▸ **Excerpts from a dataset**:
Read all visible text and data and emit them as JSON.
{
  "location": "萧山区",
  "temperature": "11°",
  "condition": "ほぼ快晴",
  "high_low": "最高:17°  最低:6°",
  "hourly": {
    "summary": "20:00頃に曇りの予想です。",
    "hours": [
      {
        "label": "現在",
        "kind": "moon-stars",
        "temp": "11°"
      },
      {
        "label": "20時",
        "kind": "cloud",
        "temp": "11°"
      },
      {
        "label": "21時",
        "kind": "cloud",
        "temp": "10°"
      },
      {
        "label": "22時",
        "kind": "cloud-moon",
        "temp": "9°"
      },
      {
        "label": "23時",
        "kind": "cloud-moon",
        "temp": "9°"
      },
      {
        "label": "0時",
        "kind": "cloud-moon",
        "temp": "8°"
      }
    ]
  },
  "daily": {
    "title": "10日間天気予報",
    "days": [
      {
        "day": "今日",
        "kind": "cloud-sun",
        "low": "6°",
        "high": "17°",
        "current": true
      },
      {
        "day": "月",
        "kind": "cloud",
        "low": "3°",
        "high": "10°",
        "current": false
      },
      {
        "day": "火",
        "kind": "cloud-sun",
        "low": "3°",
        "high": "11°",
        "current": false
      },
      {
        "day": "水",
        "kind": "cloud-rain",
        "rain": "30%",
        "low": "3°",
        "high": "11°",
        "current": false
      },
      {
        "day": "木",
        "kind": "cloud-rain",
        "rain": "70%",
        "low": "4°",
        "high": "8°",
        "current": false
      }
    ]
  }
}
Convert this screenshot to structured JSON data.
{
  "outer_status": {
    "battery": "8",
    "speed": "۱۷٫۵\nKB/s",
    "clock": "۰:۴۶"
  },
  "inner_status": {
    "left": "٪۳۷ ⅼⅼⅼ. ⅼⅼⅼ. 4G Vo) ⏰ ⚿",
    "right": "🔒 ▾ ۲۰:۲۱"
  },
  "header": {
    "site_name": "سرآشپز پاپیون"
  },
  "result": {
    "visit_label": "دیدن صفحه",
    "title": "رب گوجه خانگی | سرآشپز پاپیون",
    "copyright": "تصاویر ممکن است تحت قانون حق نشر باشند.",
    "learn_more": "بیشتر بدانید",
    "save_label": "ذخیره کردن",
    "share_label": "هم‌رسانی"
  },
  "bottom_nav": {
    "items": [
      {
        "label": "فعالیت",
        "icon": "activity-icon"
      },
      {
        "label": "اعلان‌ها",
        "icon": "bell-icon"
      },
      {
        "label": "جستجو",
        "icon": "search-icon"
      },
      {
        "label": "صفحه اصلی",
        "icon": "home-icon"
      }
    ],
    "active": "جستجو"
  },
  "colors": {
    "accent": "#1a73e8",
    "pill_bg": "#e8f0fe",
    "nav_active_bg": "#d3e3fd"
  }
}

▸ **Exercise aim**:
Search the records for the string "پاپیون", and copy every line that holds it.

▸ **Task solution**:
    "site_name": "سرآشپز پاپیون"
    "title": "رب گوجه خانگی | سرآشپز پاپیون",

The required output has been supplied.